> WHAT IS BEING ASKED
Show all lines from the records below in which the string "this" is present.

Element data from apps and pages
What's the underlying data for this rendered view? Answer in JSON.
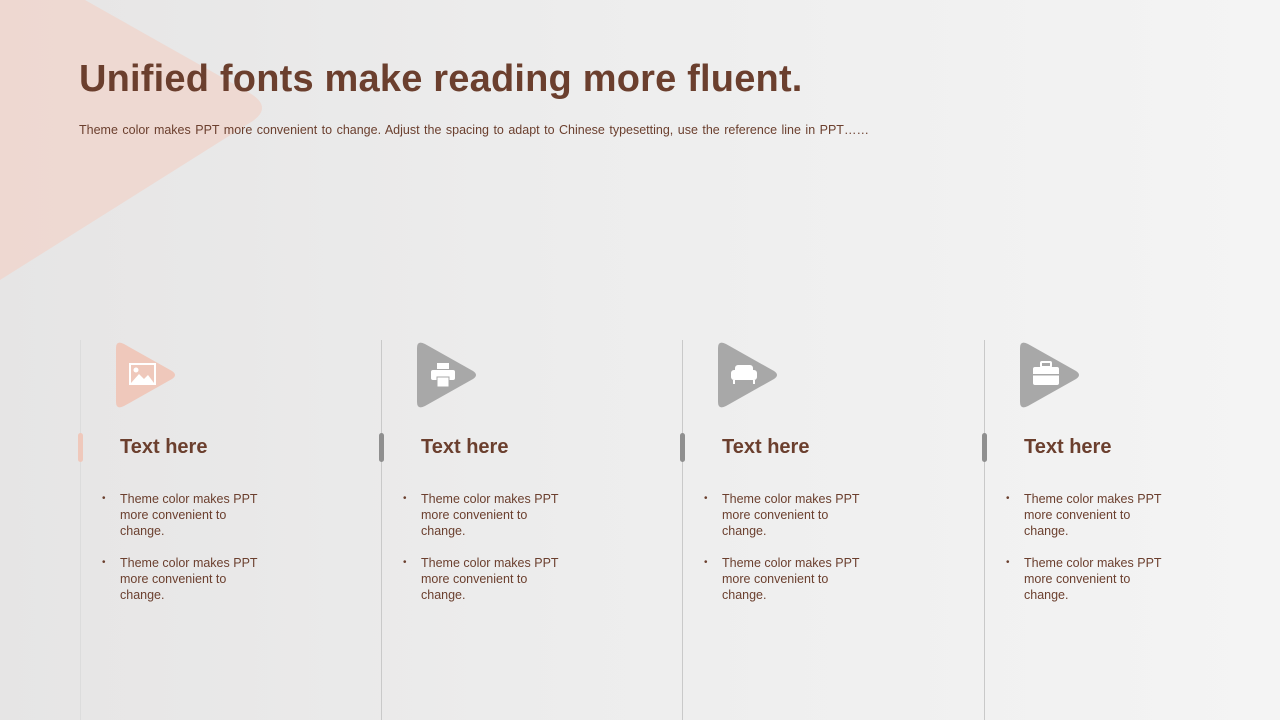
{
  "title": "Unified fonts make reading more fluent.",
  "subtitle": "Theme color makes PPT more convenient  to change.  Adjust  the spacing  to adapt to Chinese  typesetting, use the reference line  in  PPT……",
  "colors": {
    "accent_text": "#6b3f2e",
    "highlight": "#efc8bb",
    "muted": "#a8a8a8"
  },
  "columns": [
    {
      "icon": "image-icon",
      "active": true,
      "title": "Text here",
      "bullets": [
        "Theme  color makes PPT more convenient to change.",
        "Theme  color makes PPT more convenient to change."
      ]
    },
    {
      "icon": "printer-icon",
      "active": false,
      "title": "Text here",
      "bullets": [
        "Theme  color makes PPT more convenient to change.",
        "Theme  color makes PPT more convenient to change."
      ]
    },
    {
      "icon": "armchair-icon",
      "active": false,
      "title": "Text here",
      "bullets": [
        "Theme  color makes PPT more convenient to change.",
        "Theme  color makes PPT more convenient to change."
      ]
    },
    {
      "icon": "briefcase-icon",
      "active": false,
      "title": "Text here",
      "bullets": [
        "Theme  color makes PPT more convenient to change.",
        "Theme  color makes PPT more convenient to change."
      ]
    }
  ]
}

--

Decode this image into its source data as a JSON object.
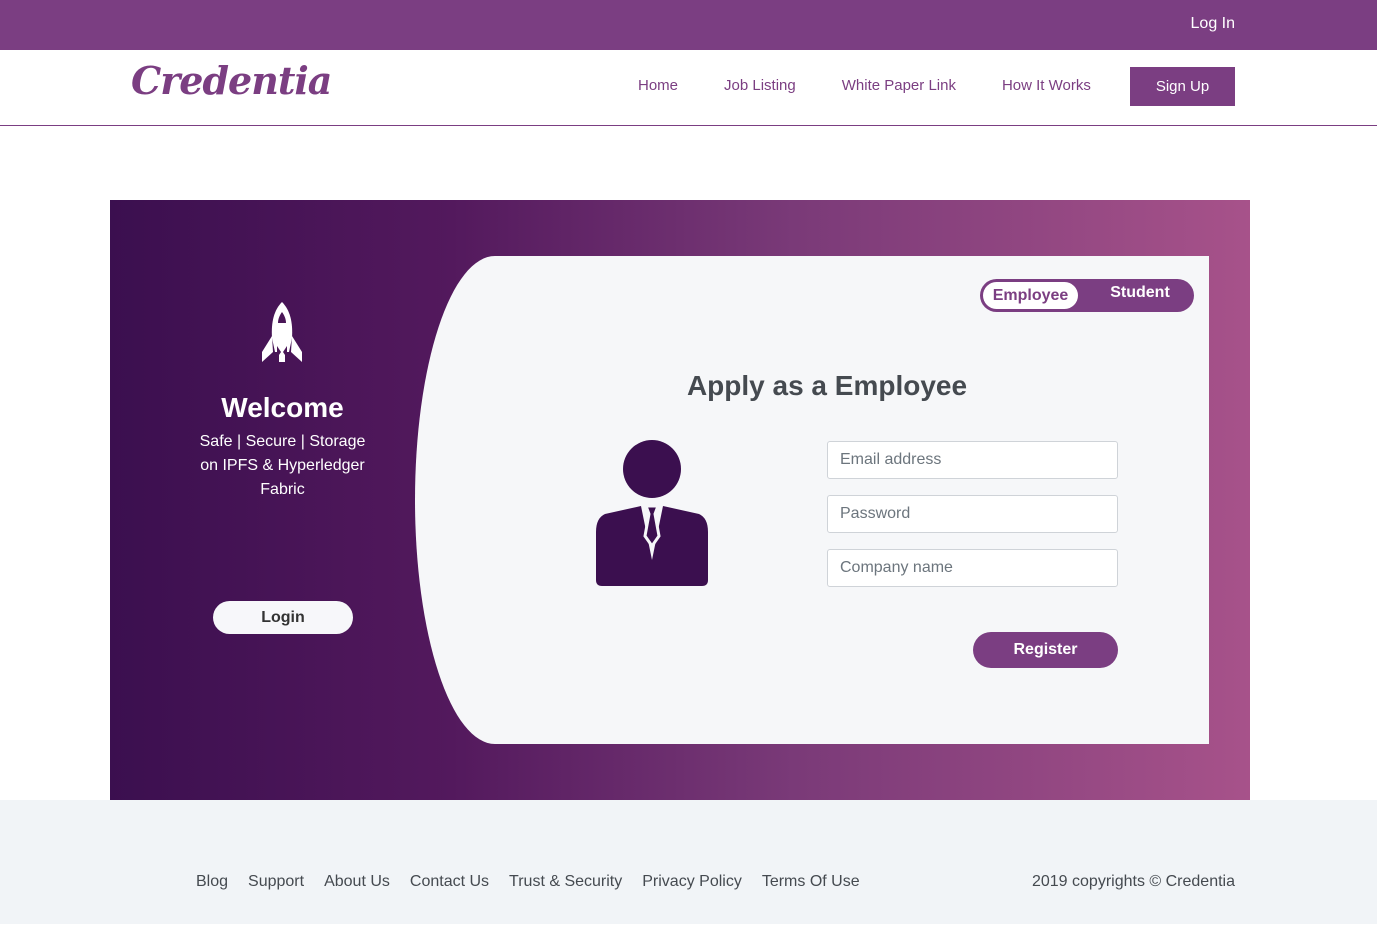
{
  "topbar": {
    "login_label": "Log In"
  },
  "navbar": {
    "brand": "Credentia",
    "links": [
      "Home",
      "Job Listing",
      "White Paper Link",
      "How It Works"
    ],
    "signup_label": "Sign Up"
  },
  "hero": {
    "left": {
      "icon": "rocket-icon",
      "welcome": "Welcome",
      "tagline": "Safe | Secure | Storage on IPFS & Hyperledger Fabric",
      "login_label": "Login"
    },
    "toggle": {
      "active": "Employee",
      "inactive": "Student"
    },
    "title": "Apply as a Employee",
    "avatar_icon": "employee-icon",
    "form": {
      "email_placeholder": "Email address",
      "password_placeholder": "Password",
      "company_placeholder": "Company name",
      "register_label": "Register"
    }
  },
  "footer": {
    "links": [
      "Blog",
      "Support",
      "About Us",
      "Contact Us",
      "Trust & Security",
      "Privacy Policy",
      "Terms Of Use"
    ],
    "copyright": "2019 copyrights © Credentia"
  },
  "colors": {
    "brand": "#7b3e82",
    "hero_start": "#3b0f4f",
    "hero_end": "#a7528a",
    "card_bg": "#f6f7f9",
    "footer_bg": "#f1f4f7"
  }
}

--

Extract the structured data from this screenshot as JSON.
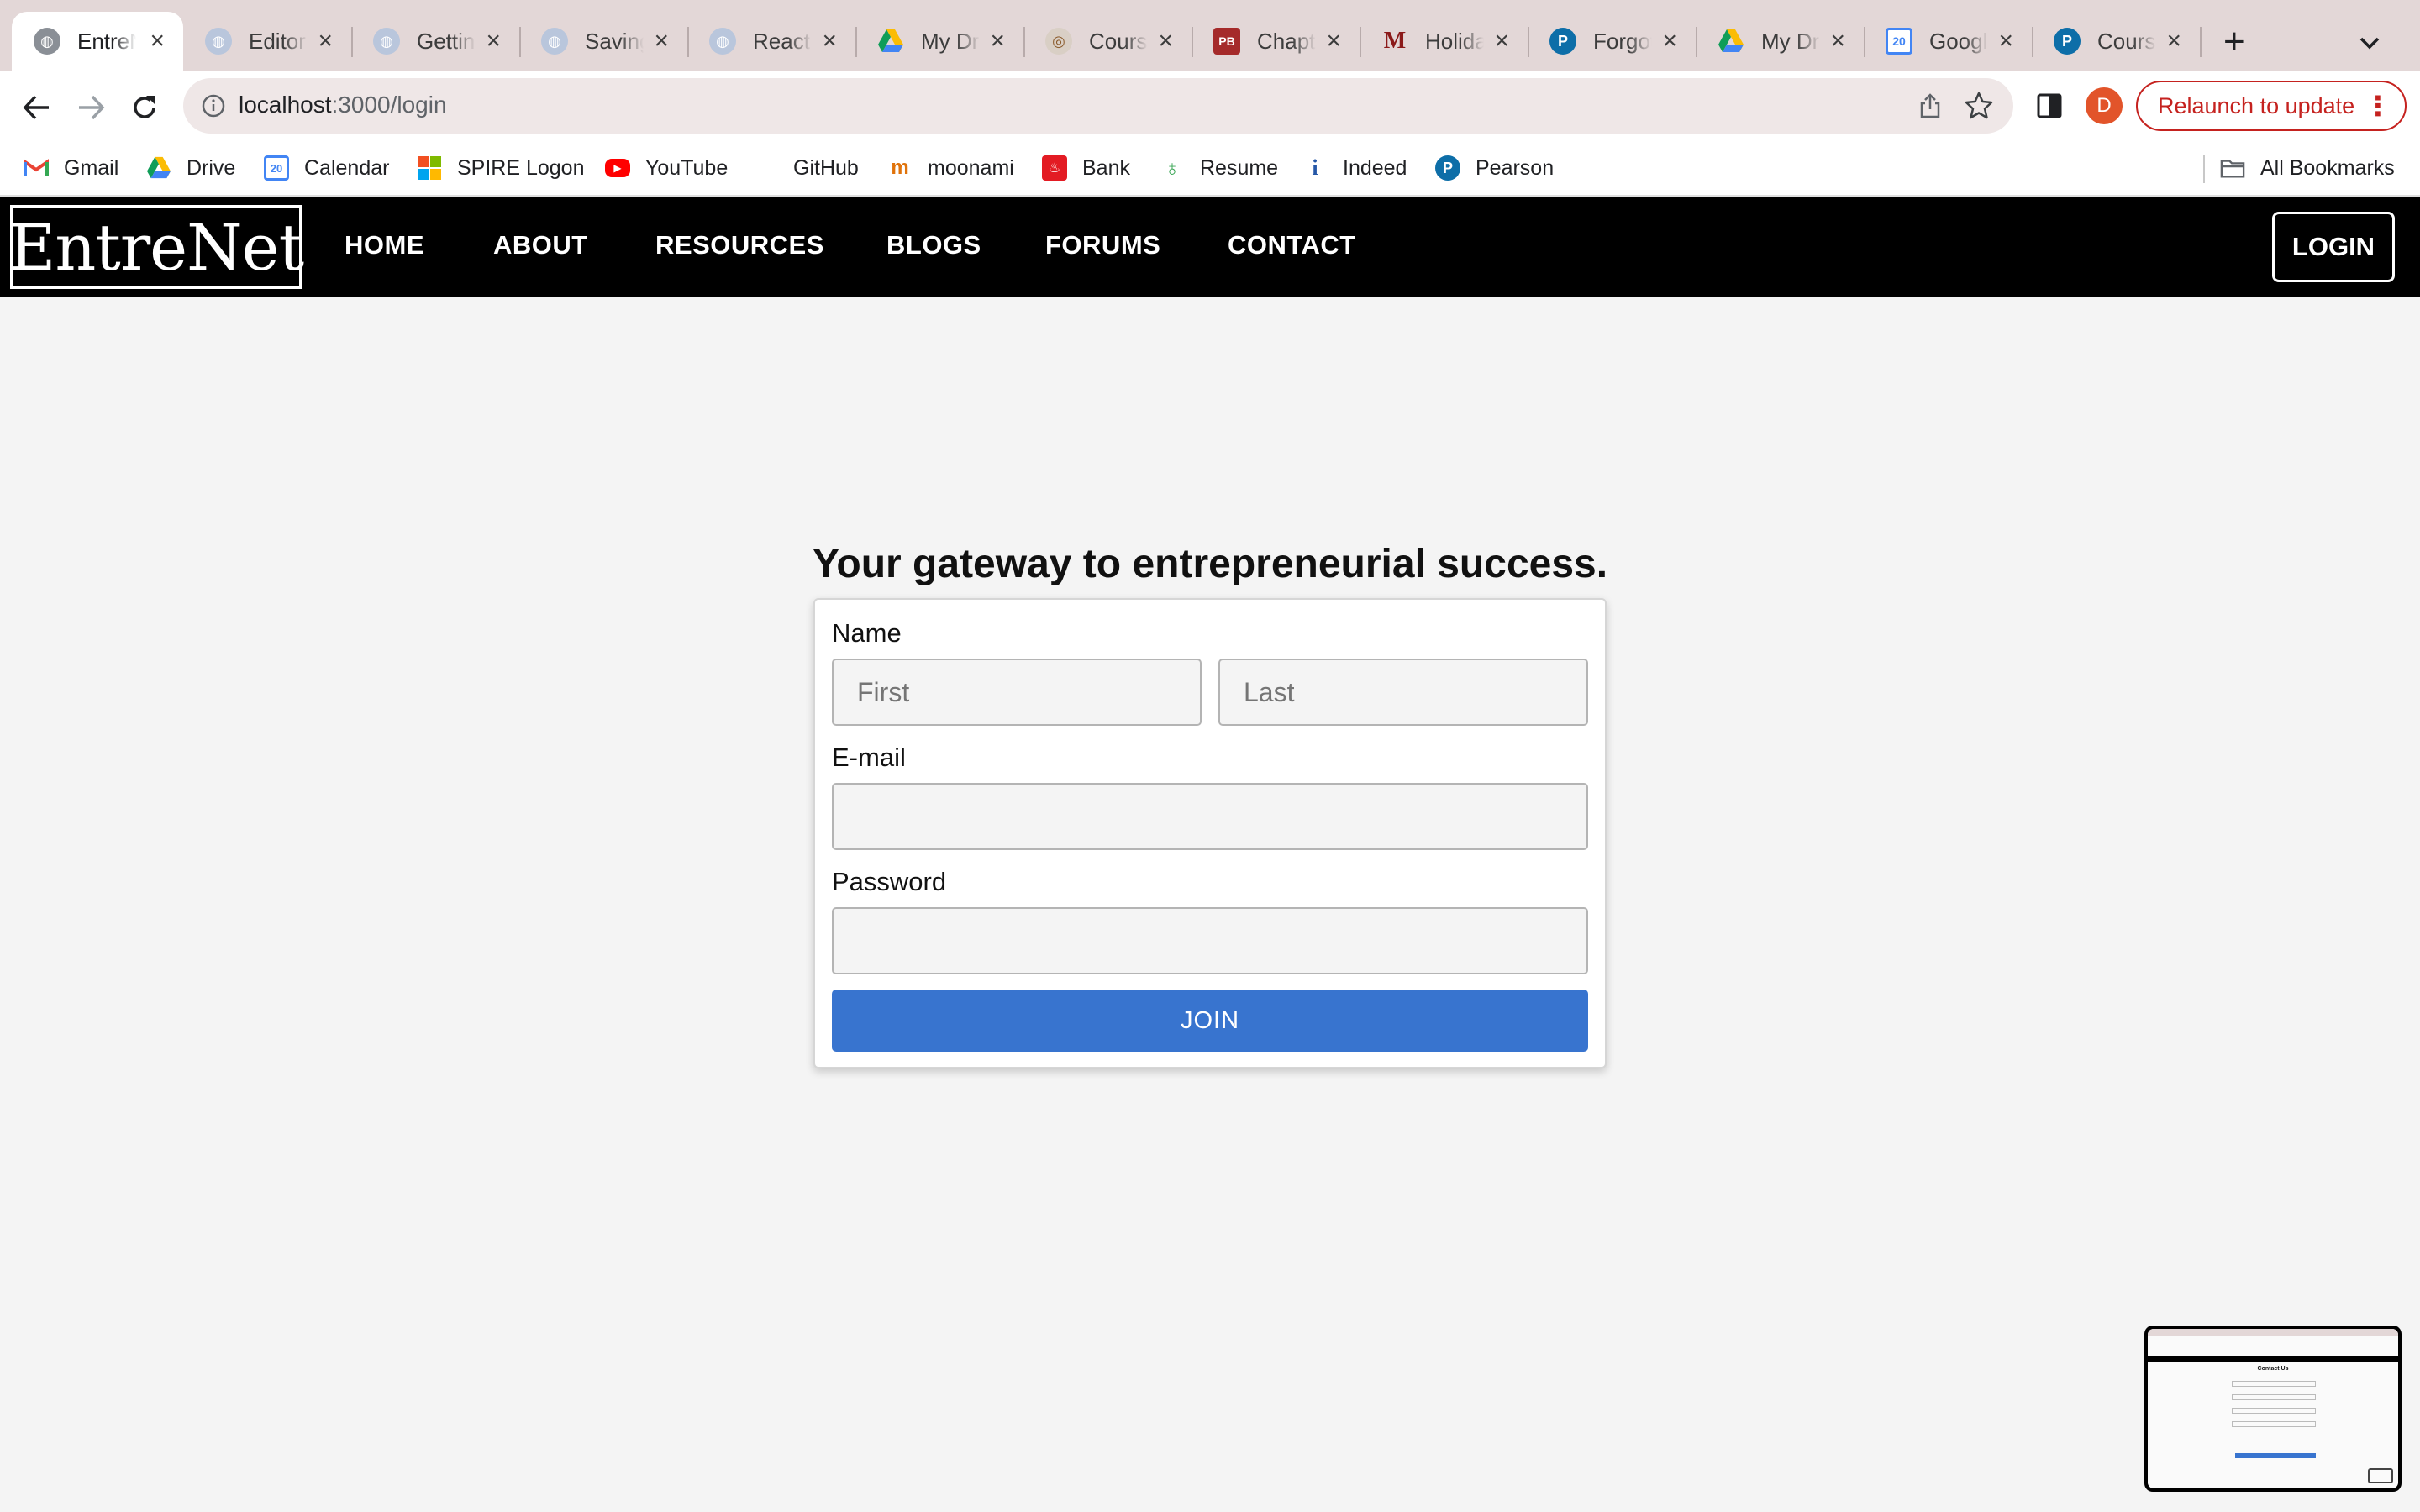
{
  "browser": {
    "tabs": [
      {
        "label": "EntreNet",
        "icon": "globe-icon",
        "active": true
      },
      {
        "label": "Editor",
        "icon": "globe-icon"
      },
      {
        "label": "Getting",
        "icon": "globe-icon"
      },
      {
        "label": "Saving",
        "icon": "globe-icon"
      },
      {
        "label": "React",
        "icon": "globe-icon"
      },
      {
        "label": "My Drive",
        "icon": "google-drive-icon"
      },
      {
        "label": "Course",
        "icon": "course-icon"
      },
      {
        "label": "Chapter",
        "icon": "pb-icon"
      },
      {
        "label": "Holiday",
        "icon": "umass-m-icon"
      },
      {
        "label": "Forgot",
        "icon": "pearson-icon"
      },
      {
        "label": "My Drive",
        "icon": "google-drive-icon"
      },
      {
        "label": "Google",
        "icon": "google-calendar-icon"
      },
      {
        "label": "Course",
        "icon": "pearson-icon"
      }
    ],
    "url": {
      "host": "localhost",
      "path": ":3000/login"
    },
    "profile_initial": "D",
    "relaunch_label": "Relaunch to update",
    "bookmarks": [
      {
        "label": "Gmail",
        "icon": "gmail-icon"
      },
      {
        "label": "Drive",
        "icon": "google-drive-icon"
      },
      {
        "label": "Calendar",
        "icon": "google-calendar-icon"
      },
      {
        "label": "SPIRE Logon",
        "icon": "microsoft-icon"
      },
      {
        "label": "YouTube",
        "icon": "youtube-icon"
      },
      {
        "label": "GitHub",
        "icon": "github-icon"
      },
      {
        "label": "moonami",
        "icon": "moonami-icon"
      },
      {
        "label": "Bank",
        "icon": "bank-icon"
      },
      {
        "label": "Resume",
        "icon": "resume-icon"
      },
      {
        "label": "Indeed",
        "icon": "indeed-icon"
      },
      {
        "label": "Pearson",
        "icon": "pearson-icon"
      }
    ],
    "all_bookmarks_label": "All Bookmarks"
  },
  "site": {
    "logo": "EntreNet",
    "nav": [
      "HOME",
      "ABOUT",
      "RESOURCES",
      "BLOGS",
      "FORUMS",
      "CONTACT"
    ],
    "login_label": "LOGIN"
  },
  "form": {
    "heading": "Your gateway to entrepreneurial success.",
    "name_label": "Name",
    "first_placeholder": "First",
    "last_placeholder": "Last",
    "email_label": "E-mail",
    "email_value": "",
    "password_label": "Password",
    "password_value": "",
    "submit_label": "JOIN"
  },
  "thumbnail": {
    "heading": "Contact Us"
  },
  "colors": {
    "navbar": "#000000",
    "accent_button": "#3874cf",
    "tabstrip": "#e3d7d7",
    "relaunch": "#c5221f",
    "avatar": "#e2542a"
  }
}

> EXERCISE SOLUTION
What's the underlying data for this rendered view? Answer in JSON.
Decode this image into its source data as a JSON object.
Extract the structured data from this screenshot as JSON.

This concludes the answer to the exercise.